Cit - i - zen: a native or naturalized member of a state or nation who owes allegiance to its government and is entitled to its protection; an inhabitant of a city or town, especially one entitled to its privileges or franchises
We are all citizens. Whether you just joined a community or you have been there since the day you were born, we are all citizens of many things. We are citizens of the globe, our country, our city and for many of us our universities. Now in the definition above, there are a few things I would like to point out.
1. Owes Allegiance
This is not a question, you owe allegiance. Allegiance does not mean that you always agree with your government, whether state or national, and it definitely does not mean that you have to agree with its leaders. It does mean, however, that you must respect the law of the land and abide by its rules and regulations. I would also add that allegiance has a connotation of respect. While respect is not the same as allegiance, I think that it is a highly encouraged aspect of the word.
By being a citizen, we are entitled to things like protection, privileges, and franchises. It is important to recognize this entitlement and to note that ALL citizens are entitled to these things.
So, now we have the basics of what a citizen is and who the term applies to, let's look at the best practices of being a citizen.
Being involved in your community is a huge part of being a citizen. There are millions of ways to do this. There are large scale charities that you can give to like the Red Cross and more local charities that you can give to that just reach your community. You can be involved in your local religious center of choice and encourage your community that way. Involvement can be mentorship of younger people in your community, choosing to shop local, or participating in local events. The idea is to not be isolated and to engage with those around you.
Participating in government is another MAJOR part of being a citizen. This can be as simple as voting or as big as holding public office. It is up to you on how involved you are but it is important to participate. Voting is not just confined to presidential elections, something we often forget. As a citizen, you should vote in your local elections frequently for things like mayor and city supervisor as well as for governor and your national representatives.
Civil discord is another part of being a citizen. This, again, can be done in a variety of ways, but if as a citizen you do not like something the government is doing you should stand up and say something. This can be as simple as signing a petition or as large as organizing a protest; either way, it is important to stand up for what you believe in. This should be done on both a local and global scale.

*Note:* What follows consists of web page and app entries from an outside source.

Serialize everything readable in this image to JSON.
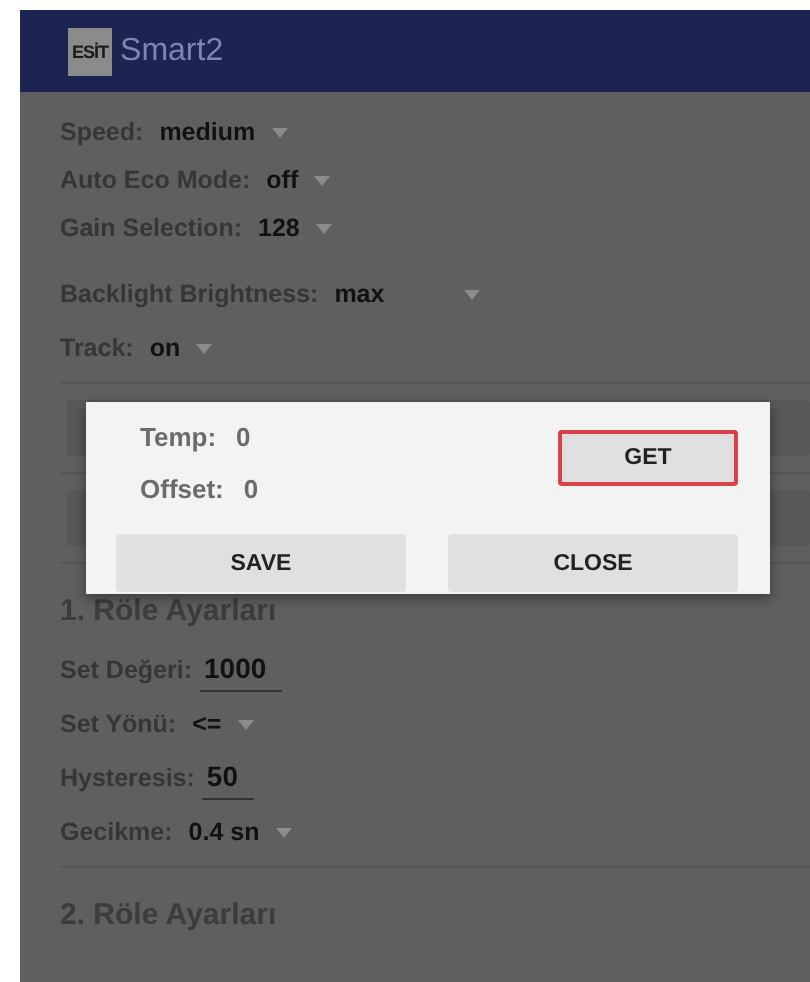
{
  "app_bar": {
    "logo": "ESİT",
    "title": "Smart2"
  },
  "general": [
    {
      "kind": "dropdown",
      "label": "Speed:",
      "value": "medium"
    },
    {
      "kind": "dropdown",
      "label": "Auto Eco Mode:",
      "value": "off"
    },
    {
      "kind": "dropdown",
      "label": "Gain Selection:",
      "value": "128"
    },
    {
      "kind": "dropdown",
      "label": "Backlight Brightness:",
      "value": "max",
      "wide": true
    },
    {
      "kind": "dropdown",
      "label": "Track:",
      "value": "on"
    }
  ],
  "relays": [
    {
      "title": "1. Röle Ayarları",
      "fields": [
        {
          "kind": "input",
          "label": "Set Değeri:",
          "value": "1000"
        },
        {
          "kind": "dropdown",
          "label": "Set Yönü:",
          "value": "<="
        },
        {
          "kind": "input",
          "label": "Hysteresis:",
          "value": "50"
        },
        {
          "kind": "dropdown",
          "label": "Gecikme:",
          "value": "0.4 sn"
        }
      ]
    },
    {
      "title": "2. Röle Ayarları"
    }
  ],
  "dialog": {
    "readings": [
      {
        "label": "Temp:",
        "value": "0"
      },
      {
        "label": "Offset:",
        "value": "0"
      }
    ],
    "get_button": {
      "label": "GET",
      "focused": true
    },
    "buttons": [
      "SAVE",
      "CLOSE"
    ]
  }
}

Now, here are a few misconceptions about being a citizen. A major one is that in order to make a difference in government you have to do it nationally. This is so wrong. Government occurs at many levels and you can make a difference at every level. The biggest issue facing citizens today is the lack of civic duty we feel. It is important to participate in government, to know who your representatives are, and to speak up for what you believe in both locally and nationally. We are all citizens and we all have a duty to participate in our community, in order to make our world and our lives better.
This is the first article in a series on government and our role in it as citizens, check back next week to see more.